Heritage, Volume 11, Number 4, Fall 1993 Page: 13
The following text was automatically extracted from the image on this page using optical character recognition software:
early 1930s when the 43rd Texas Legislature
passed the Rural Aid Appropriation
Act, which allotted $6 million for tuition
funding to accredited high schools accepting
out-of-district students.3 Most rural and
small town Texas schools, however, were
just struggling to keep their doors open and
were unable to significantly upgrade or
reorganize their buildings and curricula.
They would need assistance from the Works
President Roosevelt established the
Works Progress Administration in 1935.
Headed by Harry Hopkins, the agency
employed as many people as possible in
small local units on public property
projects. In July 1939, the WPA was reorganized
and renamed with a title that
more accurately reflected its purpose:
Work Projects Administration.4 Before a
project proposal could be sent to Washington,
it had to receive the approval of
the state administrator, H. P. Drought,
who served as the Texas WPA administrator
until the agency folded in February
1943.5 In a 1939 overview of his agency,
Drought informed the public that the
WPA had approved 6,703 projects in
Texas with a total cost of $113,285,000.
Of that total, $85,164,000 came from the
Federal treasury and the rest of the funds,
$28,121,000, were contributed by local
authorities. The total amount included
$9,300,000 spent on gymnasiums, auditoriums,

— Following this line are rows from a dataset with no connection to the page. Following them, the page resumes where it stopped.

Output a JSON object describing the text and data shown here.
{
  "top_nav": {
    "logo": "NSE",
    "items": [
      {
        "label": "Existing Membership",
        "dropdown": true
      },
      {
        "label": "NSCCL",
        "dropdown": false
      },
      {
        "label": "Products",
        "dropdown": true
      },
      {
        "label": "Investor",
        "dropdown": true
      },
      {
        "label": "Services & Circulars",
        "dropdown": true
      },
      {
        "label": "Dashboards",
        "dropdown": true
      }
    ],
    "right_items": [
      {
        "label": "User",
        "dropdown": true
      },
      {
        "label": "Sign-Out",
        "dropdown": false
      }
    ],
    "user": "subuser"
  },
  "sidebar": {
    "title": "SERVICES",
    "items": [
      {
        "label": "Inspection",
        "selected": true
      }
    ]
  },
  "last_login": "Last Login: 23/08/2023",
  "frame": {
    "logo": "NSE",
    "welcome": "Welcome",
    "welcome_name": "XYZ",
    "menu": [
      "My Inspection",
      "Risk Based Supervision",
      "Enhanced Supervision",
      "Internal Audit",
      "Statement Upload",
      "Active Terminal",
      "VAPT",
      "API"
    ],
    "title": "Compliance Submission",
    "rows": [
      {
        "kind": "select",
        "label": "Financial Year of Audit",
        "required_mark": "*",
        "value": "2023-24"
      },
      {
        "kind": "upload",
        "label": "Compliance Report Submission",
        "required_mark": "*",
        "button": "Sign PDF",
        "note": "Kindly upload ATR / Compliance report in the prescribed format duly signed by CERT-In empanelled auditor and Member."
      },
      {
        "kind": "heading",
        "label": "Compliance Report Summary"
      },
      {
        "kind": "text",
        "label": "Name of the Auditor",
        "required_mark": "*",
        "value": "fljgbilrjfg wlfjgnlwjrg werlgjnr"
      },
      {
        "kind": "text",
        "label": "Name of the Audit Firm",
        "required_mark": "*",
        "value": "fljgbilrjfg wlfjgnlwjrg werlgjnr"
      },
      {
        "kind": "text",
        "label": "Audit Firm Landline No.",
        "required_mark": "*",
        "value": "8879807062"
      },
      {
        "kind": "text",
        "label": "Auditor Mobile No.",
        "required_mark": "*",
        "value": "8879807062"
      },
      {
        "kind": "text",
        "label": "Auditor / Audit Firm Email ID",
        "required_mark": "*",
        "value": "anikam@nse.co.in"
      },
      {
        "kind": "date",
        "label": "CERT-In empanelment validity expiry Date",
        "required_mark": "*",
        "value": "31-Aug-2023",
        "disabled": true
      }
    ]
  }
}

Texas was not alone in a strong school
building program. By December of 1940,
the WPA had given $227,500,000 nationally
for school building construction and
repairs.7 Of the 38 categories of the Work
Projects Administration, school-related
projects ranked second only to the construction,
repair, or improvement of farmto-market
roads projects. 8
WPA files in the National Archives
from 1935-37 show requests mostly for the
improvement and betterment of star mail
and school bus routes.9 Central Texas'
Eastland County, however, seemed to be an
exception when in 1935 it requested school
improvement money for each of its common
school districts. Significantly, later records
indicate that each of these project orders
were rescinded, and instead, the county re
quested and received project money only for
new buildings, expansions, or improvements
to the targeted centralized schools.
Eastland County was an excellent example
of how WPA funds were used as an
incentive to encourage the central school
concept. This county was also typical of
the 254 Texas counties documented in a
State Board of Education study entitled A
Report of the Adequacy of Texas Schools.
This 1937 volume contains educational
statistics and data compiled by professional
and service workers of the WPA.
However, the primary function of the
study was to analyze each county and to
propose a master plan containing "attendance
zone schools" that would lead to
the consolidation and elimination of the
small common school districts.
From 1938 through 1941, the WPA
gave massive assistance to Texas for such
school projects as classroom buildings, auditoriums,
band halls, vocational and agricultural
buildings, cafeterias, and home
economics cottages either as new structures
or as additions to existing ones. Not only
minds but young bodies benefited as well
In 1940, the smart art deco look of the palatial new WPA-consolidated high school in Clifton evoked pride in every citizen. According to the pages of the Clifton
Record, its construction represented the realization of a dream. At its dedication, former Governor Pat Neff declared "More sparkling than rubies, more valuable than
fine gold are knowledge, wisdom, and understanding."
HERITAGE * FALL 1993 13
Here’s what’s next.
This issue can be searched. Note: Results may vary based on the legibility of text within the document.
Citing and Sharing
Basic information for referencing this web page. We also provide extended guidance on usage rights, references, copying or embedding.
Reference the current page of this Periodical.
Texas Historical Foundation. Heritage, Volume 11, Number 4, Fall 1993, periodical, Autumn 1993; Austin, Texas. (texashistory.unt.edu/ark:/67531/metapth45417/m1/13/: accessed April 27, 2017), University of North Texas Libraries, The Portal to Texas History, texashistory.unt.edu; crediting Texas Historical Foundation.